Polygamist and self-proclaimed prophet Warren Jeffs — one of at least three high-profile preachers embroiled in sex abuse scandals — has been extradited to Texas for a trial expected to begin sometime this year.
Jeffs is the imprisoned head of the Fundamentalist Church of Jesus Christ of Latter-Day Saints (FLDS), which has its roots in a split in the Mormon Church in 1890, when the main organization renounced polygamy. FLDS has compounds in southern Utah, northern Arizona, Texas, Colorado, South Dakota, Canada and Mexico. Jeffs was convicted in 2007 for his role in arranging the marriage of an unwilling 14-year-old girl to her 19-year-old cousin six years earlier. That conviction was overturned, but authorities plan to retry him and he remains in prison.
The new charges in Texas stem from a 2008 raid at the Yearning for Zion ranch in Eldorado, Texas, where authorities initially put more than 400 children in state custody on the grounds the girls were being sexually abused and the boys groomed to be sexual predators.
In addition to his controversial teaching on the suitability of young girls for marriage, the rawboned prophet has preached to his more than 10,000 followers that "the black race is the people through which the devil has always been able to bring evil unto the earth," and that homosexual intimacy "is the worst evil act you can do, next to murder."
Tony Alamo, another preacher convicted for sexually abusing children, made headlines again when a federal appeals court upheld his conviction for taking underage girls across state lines to sexually exploit them.
Alamo, head of the virulently anti-gay Tony Alamo Christian Ministries, was arrested in 2008 after 100 federal and state investigators raided his compound in Texarkana, Ark., as part of a child pornography investigation involving allegations of physical and sexual abuse, polygamy and underage marriage.
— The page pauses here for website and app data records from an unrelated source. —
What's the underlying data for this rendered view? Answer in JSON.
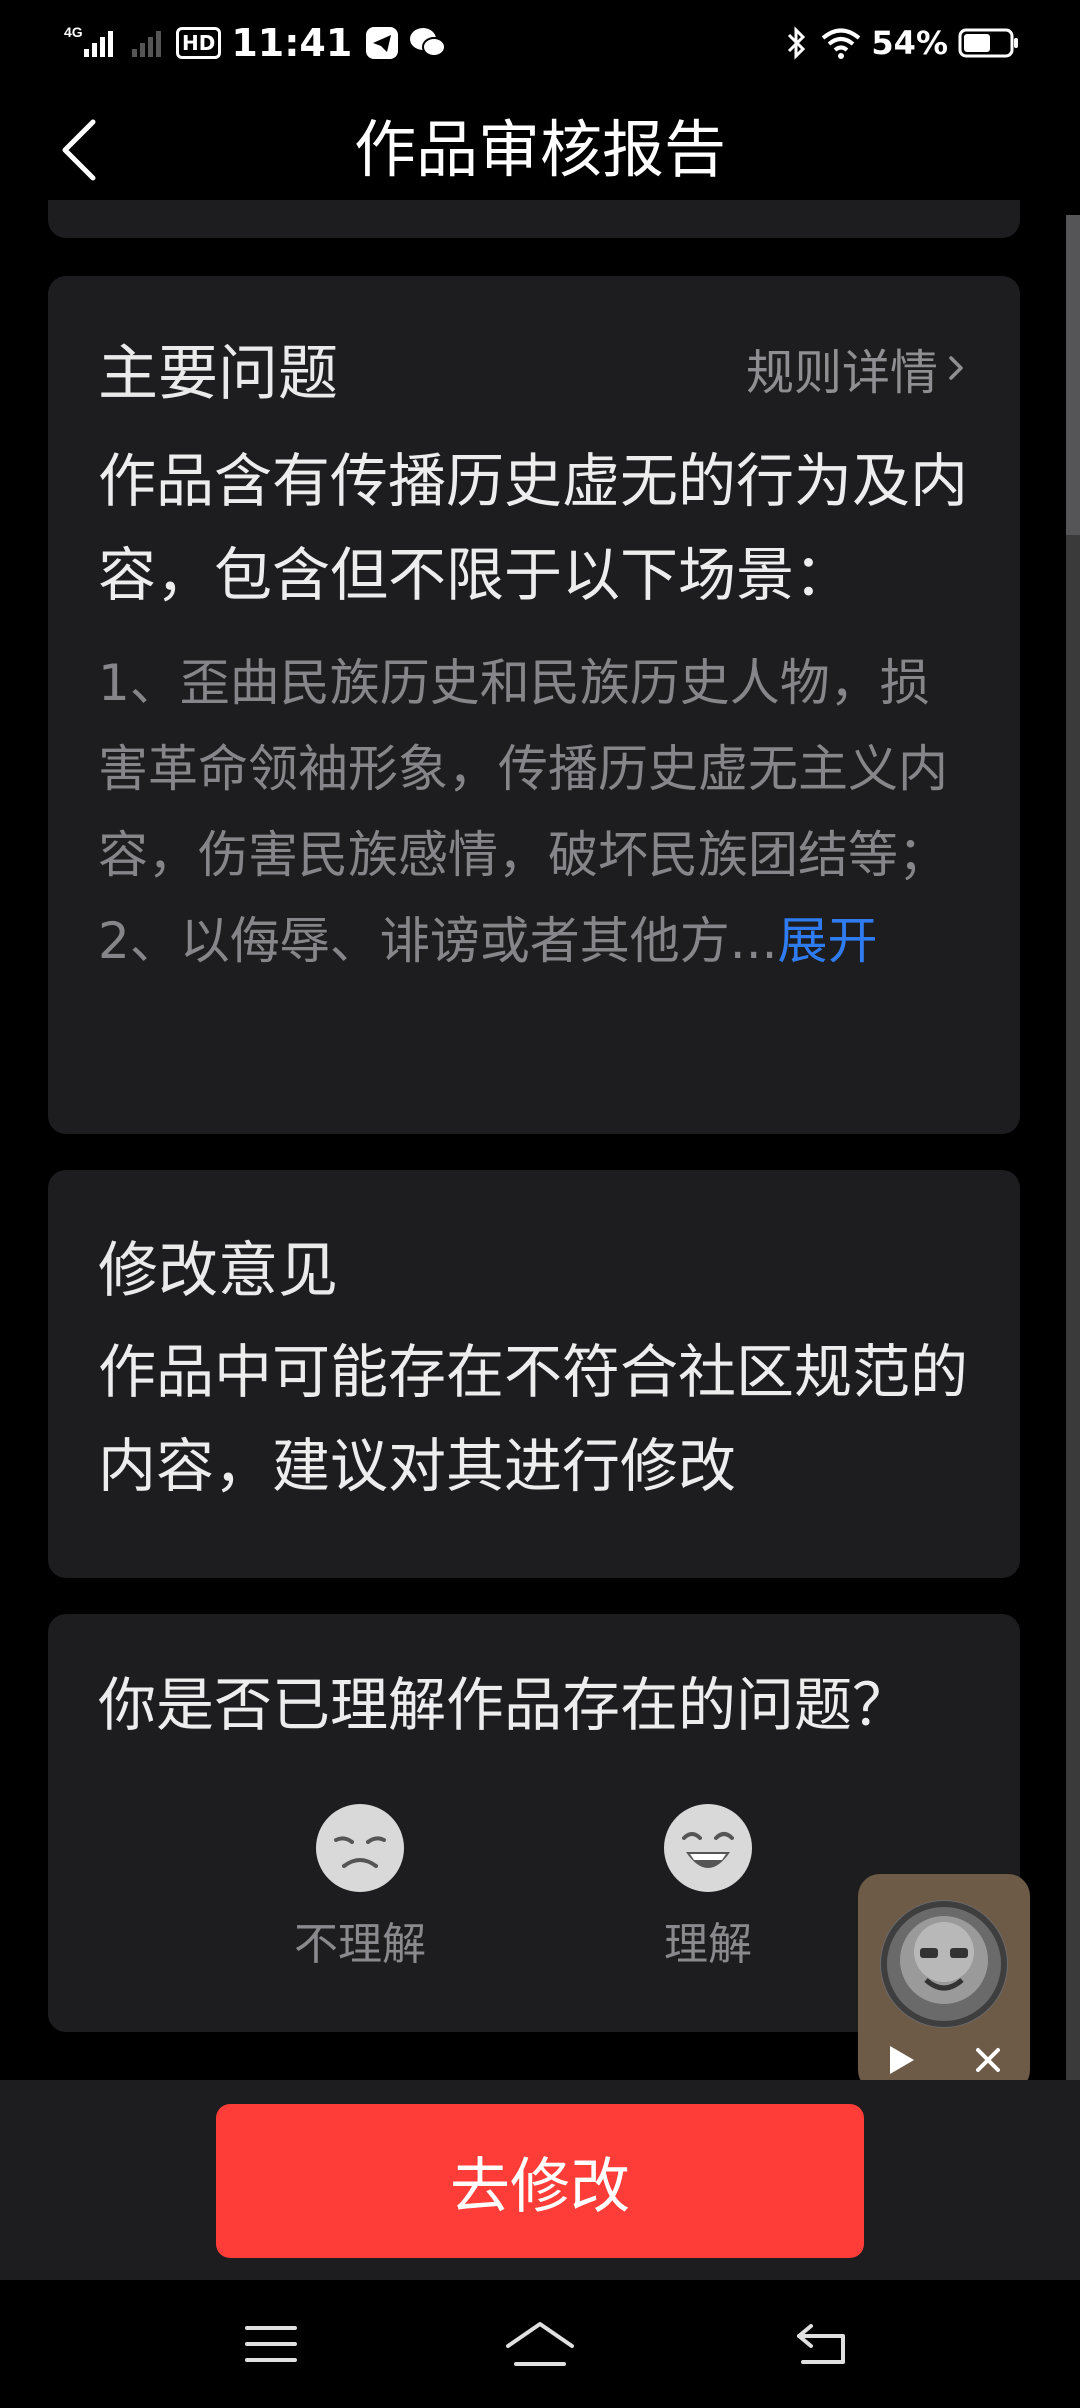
{
  "status_bar": {
    "network": "4G",
    "hd": "HD",
    "time": "11:41",
    "battery": "54%"
  },
  "header": {
    "title": "作品审核报告"
  },
  "issue_card": {
    "title": "主要问题",
    "rules_link": "规则详情",
    "main_text": "作品含有传播历史虚无的行为及内容，包含但不限于以下场景：",
    "detail_text": "1、歪曲民族历史和民族历史人物，损害革命领袖形象，传播历史虚无主义内容，伤害民族感情，破坏民族团结等；\n2、以侮辱、诽谤或者其他方...",
    "expand_label": "展开"
  },
  "suggestion_card": {
    "title": "修改意见",
    "text": "作品中可能存在不符合社区规范的内容，建议对其进行修改"
  },
  "question_card": {
    "question": "你是否已理解作品存在的问题？",
    "options": [
      {
        "label": "不理解",
        "icon": "unhappy-face-icon"
      },
      {
        "label": "理解",
        "icon": "laughing-face-icon"
      }
    ]
  },
  "primary_button": {
    "label": "去修改"
  },
  "colors": {
    "background": "#000000",
    "card": "#1d1d1f",
    "primary": "#fe3d38",
    "link": "#2f7bf0",
    "muted_text": "#85858a"
  }
}
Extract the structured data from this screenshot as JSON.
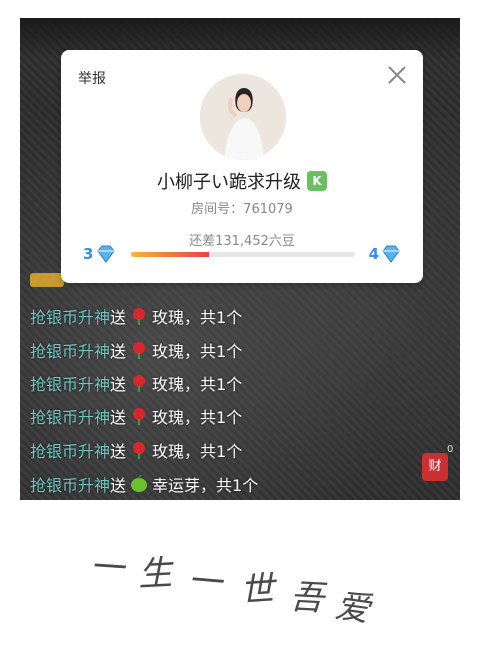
{
  "popup": {
    "report_label": "举报",
    "close_icon": "close-icon",
    "nickname": "小柳子い跪求升级",
    "level_badge": "K",
    "room_label": "房间号：761079",
    "remaining_text": "还差131,452六豆",
    "level_current": "3",
    "level_next": "4",
    "progress_fraction": 0.35,
    "colors": {
      "accent": "#3a8ee6",
      "badge": "#67c15e"
    }
  },
  "chat": [
    {
      "user": "抢银币升神",
      "verb": "送",
      "gift_icon": "rose-icon",
      "gift": "玫瑰，共1个"
    },
    {
      "user": "抢银币升神",
      "verb": "送",
      "gift_icon": "rose-icon",
      "gift": "玫瑰，共1个"
    },
    {
      "user": "抢银币升神",
      "verb": "送",
      "gift_icon": "rose-icon",
      "gift": "玫瑰，共1个"
    },
    {
      "user": "抢银币升神",
      "verb": "送",
      "gift_icon": "rose-icon",
      "gift": "玫瑰，共1个"
    },
    {
      "user": "抢银币升神",
      "verb": "送",
      "gift_icon": "rose-icon",
      "gift": "玫瑰，共1个"
    },
    {
      "user": "抢银币升神",
      "verb": "送",
      "gift_icon": "lucky-sprout-icon",
      "gift": "幸运芽，共1个"
    }
  ],
  "fortune_button": {
    "label": "财",
    "count": "0"
  },
  "caption": "一生一世吾爱"
}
During trial, one of his followers testified that Alamo, whose real name is Bernie LaZar Hoffman, had taken an 8-year-old wife.
Alamo was sentenced to 175 years in prison after he was convicted in 2009 on 10 counts of violating the Mann Act, a century-old law originally aimed at stopping women from being sold into prostitution. He is being held in Tucson, Ariz., where he was recently placed in a special wing after he began threatening prosecutors and others connected to his case.
Then there is the case of Bishop Eddie Long. He's accused by four men of misusing his role as pastor, counselor and bishop of the New Birth Missionary Baptist Church in Georgia, one of the largest megachurches in the nation, to coerce them into sexual acts when they were teens. As of press time, both parties in the lawsuit had agreed to mediation to avoid what was expected to be a long and embarrassing civil trial, scheduled this summer in the event of an impasse in negotiations.
The Southern Poverty Law Center in 2007 identified the charismatic pastor as "one of the most virulently homophobic black leaders in the religiously based anti-gay movement." In a videotaped sermon, Long declared, "The problem today, and the reason society is like it is, is because men are being feminized and women are being masculine! You cannot say, 'I was born this way' … I don't care what scientists say!"
The lawsuit alleges that Long gave the boys gifts of cars, college tuition and overnight trips to curry their favor.